Task description:
Give back the data below exactly, with every line kept the same.

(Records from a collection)
━━━
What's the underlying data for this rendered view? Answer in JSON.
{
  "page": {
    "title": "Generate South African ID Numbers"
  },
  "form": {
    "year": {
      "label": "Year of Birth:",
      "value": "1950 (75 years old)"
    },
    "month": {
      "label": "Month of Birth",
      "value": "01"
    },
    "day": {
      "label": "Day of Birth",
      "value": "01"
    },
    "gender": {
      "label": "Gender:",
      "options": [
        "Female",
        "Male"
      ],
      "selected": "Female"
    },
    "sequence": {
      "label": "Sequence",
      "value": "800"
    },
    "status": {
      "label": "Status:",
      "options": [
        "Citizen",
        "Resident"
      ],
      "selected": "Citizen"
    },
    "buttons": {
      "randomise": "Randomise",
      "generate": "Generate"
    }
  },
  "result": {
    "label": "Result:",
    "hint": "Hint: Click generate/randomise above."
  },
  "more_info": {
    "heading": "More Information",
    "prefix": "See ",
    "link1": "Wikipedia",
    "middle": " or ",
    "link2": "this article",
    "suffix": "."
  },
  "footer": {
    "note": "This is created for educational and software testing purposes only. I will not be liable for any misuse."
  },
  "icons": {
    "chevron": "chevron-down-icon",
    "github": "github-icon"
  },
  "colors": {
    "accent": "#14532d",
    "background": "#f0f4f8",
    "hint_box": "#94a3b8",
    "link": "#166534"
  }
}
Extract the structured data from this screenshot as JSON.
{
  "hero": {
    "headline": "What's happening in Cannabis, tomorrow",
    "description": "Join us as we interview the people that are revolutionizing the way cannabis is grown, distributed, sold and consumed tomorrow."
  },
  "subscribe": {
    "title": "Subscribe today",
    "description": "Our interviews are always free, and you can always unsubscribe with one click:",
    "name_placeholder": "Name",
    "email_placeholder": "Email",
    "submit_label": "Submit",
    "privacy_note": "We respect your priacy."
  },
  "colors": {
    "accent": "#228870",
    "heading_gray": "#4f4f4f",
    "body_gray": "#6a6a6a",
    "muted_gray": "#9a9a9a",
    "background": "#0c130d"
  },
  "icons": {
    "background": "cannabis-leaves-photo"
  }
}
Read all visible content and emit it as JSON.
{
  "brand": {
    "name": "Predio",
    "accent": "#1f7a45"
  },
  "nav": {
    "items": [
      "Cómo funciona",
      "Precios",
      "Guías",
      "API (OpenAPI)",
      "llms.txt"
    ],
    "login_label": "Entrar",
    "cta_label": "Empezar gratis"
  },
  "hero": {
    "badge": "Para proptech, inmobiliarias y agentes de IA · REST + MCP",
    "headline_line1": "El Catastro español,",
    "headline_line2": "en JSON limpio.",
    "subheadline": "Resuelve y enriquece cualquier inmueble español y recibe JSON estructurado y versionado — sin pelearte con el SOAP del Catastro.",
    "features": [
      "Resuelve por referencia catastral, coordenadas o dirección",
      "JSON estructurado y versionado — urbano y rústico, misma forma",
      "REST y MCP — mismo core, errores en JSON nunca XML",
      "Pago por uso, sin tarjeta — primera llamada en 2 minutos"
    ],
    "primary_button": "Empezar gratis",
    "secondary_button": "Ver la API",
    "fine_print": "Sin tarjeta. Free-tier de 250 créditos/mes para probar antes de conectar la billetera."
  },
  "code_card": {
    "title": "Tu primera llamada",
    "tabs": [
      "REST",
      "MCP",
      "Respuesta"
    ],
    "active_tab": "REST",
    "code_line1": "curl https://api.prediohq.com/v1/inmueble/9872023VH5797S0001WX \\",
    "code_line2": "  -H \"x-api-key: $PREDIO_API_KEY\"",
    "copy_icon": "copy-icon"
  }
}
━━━
Result for this task:
What's the underlying data for this rendered view? Answer in JSON.
{
  "page": {
    "title": "Generate South African ID Numbers"
  },
  "form": {
    "year": {
      "label": "Year of Birth:",
      "value": "1950 (75 years old)"
    },
    "month": {
      "label": "Month of Birth",
      "value": "01"
    },
    "day": {
      "label": "Day of Birth",
      "value": "01"
    },
    "gender": {
      "label": "Gender:",
      "options": [
        "Female",
        "Male"
      ],
      "selected": "Female"
    },
    "sequence": {
      "label": "Sequence",
      "value": "800"
    },
    "status": {
      "label": "Status:",
      "options": [
        "Citizen",
        "Resident"
      ],
      "selected": "Citizen"
    },
    "buttons": {
      "randomise": "Randomise",
      "generate": "Generate"
    }
  },
  "result": {
    "label": "Result:",
    "hint": "Hint: Click generate/randomise above."
  },
  "more_info": {
    "heading": "More Information",
    "prefix": "See ",
    "link1": "Wikipedia",
    "middle": " or ",
    "link2": "this article",
    "suffix": "."
  },
  "footer": {
    "note": "This is created for educational and software testing purposes only. I will not be liable for any misuse."
  },
  "icons": {
    "chevron": "chevron-down-icon",
    "github": "github-icon"
  },
  "colors": {
    "accent": "#14532d",
    "background": "#f0f4f8",
    "hint_box": "#94a3b8",
    "link": "#166534"
  }
}
Extract the structured data from this screenshot as JSON.
{
  "hero": {
    "headline": "What's happening in Cannabis, tomorrow",
    "description": "Join us as we interview the people that are revolutionizing the way cannabis is grown, distributed, sold and consumed tomorrow."
  },
  "subscribe": {
    "title": "Subscribe today",
    "description": "Our interviews are always free, and you can always unsubscribe with one click:",
    "name_placeholder": "Name",
    "email_placeholder": "Email",
    "submit_label": "Submit",
    "privacy_note": "We respect your priacy."
  },
  "colors": {
    "accent": "#228870",
    "heading_gray": "#4f4f4f",
    "body_gray": "#6a6a6a",
    "muted_gray": "#9a9a9a",
    "background": "#0c130d"
  },
  "icons": {
    "background": "cannabis-leaves-photo"
  }
}
Read all visible content and emit it as JSON.
{
  "brand": {
    "name": "Predio",
    "accent": "#1f7a45"
  },
  "nav": {
    "items": [
      "Cómo funciona",
      "Precios",
      "Guías",
      "API (OpenAPI)",
      "llms.txt"
    ],
    "login_label": "Entrar",
    "cta_label": "Empezar gratis"
  },
  "hero": {
    "badge": "Para proptech, inmobiliarias y agentes de IA · REST + MCP",
    "headline_line1": "El Catastro español,",
    "headline_line2": "en JSON limpio.",
    "subheadline": "Resuelve y enriquece cualquier inmueble español y recibe JSON estructurado y versionado — sin pelearte con el SOAP del Catastro.",
    "features": [
      "Resuelve por referencia catastral, coordenadas o dirección",
      "JSON estructurado y versionado — urbano y rústico, misma forma",
      "REST y MCP — mismo core, errores en JSON nunca XML",
      "Pago por uso, sin tarjeta — primera llamada en 2 minutos"
    ],
    "primary_button": "Empezar gratis",
    "secondary_button": "Ver la API",
    "fine_print": "Sin tarjeta. Free-tier de 250 créditos/mes para probar antes de conectar la billetera."
  },
  "code_card": {
    "title": "Tu primera llamada",
    "tabs": [
      "REST",
      "MCP",
      "Respuesta"
    ],
    "active_tab": "REST",
    "code_line1": "curl https://api.prediohq.com/v1/inmueble/9872023VH5797S0001WX \\",
    "code_line2": "  -H \"x-api-key: $PREDIO_API_KEY\"",
    "copy_icon": "copy-icon"
  }
}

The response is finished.